[Entries from a dataset of interfaces]
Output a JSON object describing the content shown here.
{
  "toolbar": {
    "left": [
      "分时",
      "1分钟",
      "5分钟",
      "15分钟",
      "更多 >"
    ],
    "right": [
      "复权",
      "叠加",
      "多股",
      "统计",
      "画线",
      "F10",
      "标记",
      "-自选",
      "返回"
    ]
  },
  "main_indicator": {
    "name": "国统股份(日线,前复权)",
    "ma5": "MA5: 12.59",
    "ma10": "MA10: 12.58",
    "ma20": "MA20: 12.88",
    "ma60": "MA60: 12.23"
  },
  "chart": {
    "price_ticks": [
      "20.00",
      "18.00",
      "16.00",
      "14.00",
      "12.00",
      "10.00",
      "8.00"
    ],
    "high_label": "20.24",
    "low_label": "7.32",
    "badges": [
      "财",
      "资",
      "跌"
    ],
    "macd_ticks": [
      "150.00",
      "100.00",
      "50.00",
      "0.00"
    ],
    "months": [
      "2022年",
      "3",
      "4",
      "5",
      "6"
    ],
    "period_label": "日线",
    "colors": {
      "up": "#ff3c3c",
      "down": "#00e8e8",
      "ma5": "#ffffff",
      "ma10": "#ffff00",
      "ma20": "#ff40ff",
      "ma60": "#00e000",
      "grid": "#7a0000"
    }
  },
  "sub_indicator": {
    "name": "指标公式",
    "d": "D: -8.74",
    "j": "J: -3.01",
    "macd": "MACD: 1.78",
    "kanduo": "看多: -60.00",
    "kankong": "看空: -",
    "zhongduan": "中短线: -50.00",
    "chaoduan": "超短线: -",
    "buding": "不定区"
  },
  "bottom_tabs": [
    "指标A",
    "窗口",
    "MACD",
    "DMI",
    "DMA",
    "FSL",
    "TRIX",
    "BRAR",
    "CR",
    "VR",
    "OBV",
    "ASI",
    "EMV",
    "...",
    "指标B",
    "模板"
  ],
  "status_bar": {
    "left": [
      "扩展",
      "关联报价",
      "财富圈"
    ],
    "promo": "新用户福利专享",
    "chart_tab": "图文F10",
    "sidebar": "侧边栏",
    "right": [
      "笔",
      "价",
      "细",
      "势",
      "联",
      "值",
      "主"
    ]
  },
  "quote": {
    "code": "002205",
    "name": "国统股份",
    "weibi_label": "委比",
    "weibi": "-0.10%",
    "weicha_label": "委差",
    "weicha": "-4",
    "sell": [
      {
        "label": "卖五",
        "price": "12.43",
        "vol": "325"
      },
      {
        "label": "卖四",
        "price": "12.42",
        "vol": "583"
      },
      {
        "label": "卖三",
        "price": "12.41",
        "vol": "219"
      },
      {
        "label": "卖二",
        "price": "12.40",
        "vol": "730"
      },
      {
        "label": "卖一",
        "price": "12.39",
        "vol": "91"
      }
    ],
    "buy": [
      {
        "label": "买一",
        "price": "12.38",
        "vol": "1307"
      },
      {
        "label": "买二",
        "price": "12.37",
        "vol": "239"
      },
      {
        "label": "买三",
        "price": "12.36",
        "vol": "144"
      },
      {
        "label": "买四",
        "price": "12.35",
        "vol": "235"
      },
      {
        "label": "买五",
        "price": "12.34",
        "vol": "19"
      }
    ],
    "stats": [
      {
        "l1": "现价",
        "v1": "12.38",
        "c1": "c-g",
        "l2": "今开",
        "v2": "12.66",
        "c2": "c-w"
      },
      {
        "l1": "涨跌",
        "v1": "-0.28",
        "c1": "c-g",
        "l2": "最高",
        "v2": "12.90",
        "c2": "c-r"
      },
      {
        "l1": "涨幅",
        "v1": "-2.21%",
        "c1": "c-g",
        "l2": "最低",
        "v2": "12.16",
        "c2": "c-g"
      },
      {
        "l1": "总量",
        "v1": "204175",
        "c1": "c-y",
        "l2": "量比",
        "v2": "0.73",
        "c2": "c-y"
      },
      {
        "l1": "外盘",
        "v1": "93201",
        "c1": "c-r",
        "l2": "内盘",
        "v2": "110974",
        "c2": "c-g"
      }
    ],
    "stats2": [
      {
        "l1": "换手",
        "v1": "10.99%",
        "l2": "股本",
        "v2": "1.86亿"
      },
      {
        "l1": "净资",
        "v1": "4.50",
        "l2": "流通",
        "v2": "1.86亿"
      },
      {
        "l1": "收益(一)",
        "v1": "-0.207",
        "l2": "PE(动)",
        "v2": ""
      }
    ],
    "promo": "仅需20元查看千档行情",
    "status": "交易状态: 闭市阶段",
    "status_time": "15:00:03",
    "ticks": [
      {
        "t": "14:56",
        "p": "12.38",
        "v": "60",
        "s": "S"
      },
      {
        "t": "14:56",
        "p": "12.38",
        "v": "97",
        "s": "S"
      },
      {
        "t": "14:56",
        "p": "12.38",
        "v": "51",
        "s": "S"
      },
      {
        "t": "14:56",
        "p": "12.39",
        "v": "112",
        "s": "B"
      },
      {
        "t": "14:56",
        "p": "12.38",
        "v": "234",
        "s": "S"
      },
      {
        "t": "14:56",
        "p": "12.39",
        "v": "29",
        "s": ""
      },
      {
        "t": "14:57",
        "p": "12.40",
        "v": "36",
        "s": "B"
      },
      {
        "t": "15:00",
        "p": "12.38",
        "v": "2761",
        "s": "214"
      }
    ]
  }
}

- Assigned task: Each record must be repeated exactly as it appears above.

- Solution for this task:
Output a JSON object describing the content shown here.
{
  "toolbar": {
    "left": [
      "分时",
      "1分钟",
      "5分钟",
      "15分钟",
      "更多 >"
    ],
    "right": [
      "复权",
      "叠加",
      "多股",
      "统计",
      "画线",
      "F10",
      "标记",
      "-自选",
      "返回"
    ]
  },
  "main_indicator": {
    "name": "国统股份(日线,前复权)",
    "ma5": "MA5: 12.59",
    "ma10": "MA10: 12.58",
    "ma20": "MA20: 12.88",
    "ma60": "MA60: 12.23"
  },
  "chart": {
    "price_ticks": [
      "20.00",
      "18.00",
      "16.00",
      "14.00",
      "12.00",
      "10.00",
      "8.00"
    ],
    "high_label": "20.24",
    "low_label": "7.32",
    "badges": [
      "财",
      "资",
      "跌"
    ],
    "macd_ticks": [
      "150.00",
      "100.00",
      "50.00",
      "0.00"
    ],
    "months": [
      "2022年",
      "3",
      "4",
      "5",
      "6"
    ],
    "period_label": "日线",
    "colors": {
      "up": "#ff3c3c",
      "down": "#00e8e8",
      "ma5": "#ffffff",
      "ma10": "#ffff00",
      "ma20": "#ff40ff",
      "ma60": "#00e000",
      "grid": "#7a0000"
    }
  },
  "sub_indicator": {
    "name": "指标公式",
    "d": "D: -8.74",
    "j": "J: -3.01",
    "macd": "MACD: 1.78",
    "kanduo": "看多: -60.00",
    "kankong": "看空: -",
    "zhongduan": "中短线: -50.00",
    "chaoduan": "超短线: -",
    "buding": "不定区"
  },
  "bottom_tabs": [
    "指标A",
    "窗口",
    "MACD",
    "DMI",
    "DMA",
    "FSL",
    "TRIX",
    "BRAR",
    "CR",
    "VR",
    "OBV",
    "ASI",
    "EMV",
    "...",
    "指标B",
    "模板"
  ],
  "status_bar": {
    "left": [
      "扩展",
      "关联报价",
      "财富圈"
    ],
    "promo": "新用户福利专享",
    "chart_tab": "图文F10",
    "sidebar": "侧边栏",
    "right": [
      "笔",
      "价",
      "细",
      "势",
      "联",
      "值",
      "主"
    ]
  },
  "quote": {
    "code": "002205",
    "name": "国统股份",
    "weibi_label": "委比",
    "weibi": "-0.10%",
    "weicha_label": "委差",
    "weicha": "-4",
    "sell": [
      {
        "label": "卖五",
        "price": "12.43",
        "vol": "325"
      },
      {
        "label": "卖四",
        "price": "12.42",
        "vol": "583"
      },
      {
        "label": "卖三",
        "price": "12.41",
        "vol": "219"
      },
      {
        "label": "卖二",
        "price": "12.40",
        "vol": "730"
      },
      {
        "label": "卖一",
        "price": "12.39",
        "vol": "91"
      }
    ],
    "buy": [
      {
        "label": "买一",
        "price": "12.38",
        "vol": "1307"
      },
      {
        "label": "买二",
        "price": "12.37",
        "vol": "239"
      },
      {
        "label": "买三",
        "price": "12.36",
        "vol": "144"
      },
      {
        "label": "买四",
        "price": "12.35",
        "vol": "235"
      },
      {
        "label": "买五",
        "price": "12.34",
        "vol": "19"
      }
    ],
    "stats": [
      {
        "l1": "现价",
        "v1": "12.38",
        "c1": "c-g",
        "l2": "今开",
        "v2": "12.66",
        "c2": "c-w"
      },
      {
        "l1": "涨跌",
        "v1": "-0.28",
        "c1": "c-g",
        "l2": "最高",
        "v2": "12.90",
        "c2": "c-r"
      },
      {
        "l1": "涨幅",
        "v1": "-2.21%",
        "c1": "c-g",
        "l2": "最低",
        "v2": "12.16",
        "c2": "c-g"
      },
      {
        "l1": "总量",
        "v1": "204175",
        "c1": "c-y",
        "l2": "量比",
        "v2": "0.73",
        "c2": "c-y"
      },
      {
        "l1": "外盘",
        "v1": "93201",
        "c1": "c-r",
        "l2": "内盘",
        "v2": "110974",
        "c2": "c-g"
      }
    ],
    "stats2": [
      {
        "l1": "换手",
        "v1": "10.99%",
        "l2": "股本",
        "v2": "1.86亿"
      },
      {
        "l1": "净资",
        "v1": "4.50",
        "l2": "流通",
        "v2": "1.86亿"
      },
      {
        "l1": "收益(一)",
        "v1": "-0.207",
        "l2": "PE(动)",
        "v2": ""
      }
    ],
    "promo": "仅需20元查看千档行情",
    "status": "交易状态: 闭市阶段",
    "status_time": "15:00:03",
    "ticks": [
      {
        "t": "14:56",
        "p": "12.38",
        "v": "60",
        "s": "S"
      },
      {
        "t": "14:56",
        "p": "12.38",
        "v": "97",
        "s": "S"
      },
      {
        "t": "14:56",
        "p": "12.38",
        "v": "51",
        "s": "S"
      },
      {
        "t": "14:56",
        "p": "12.39",
        "v": "112",
        "s": "B"
      },
      {
        "t": "14:56",
        "p": "12.38",
        "v": "234",
        "s": "S"
      },
      {
        "t": "14:56",
        "p": "12.39",
        "v": "29",
        "s": ""
      },
      {
        "t": "14:57",
        "p": "12.40",
        "v": "36",
        "s": "B"
      },
      {
        "t": "15:00",
        "p": "12.38",
        "v": "2761",
        "s": "214"
      }
    ]
  }
}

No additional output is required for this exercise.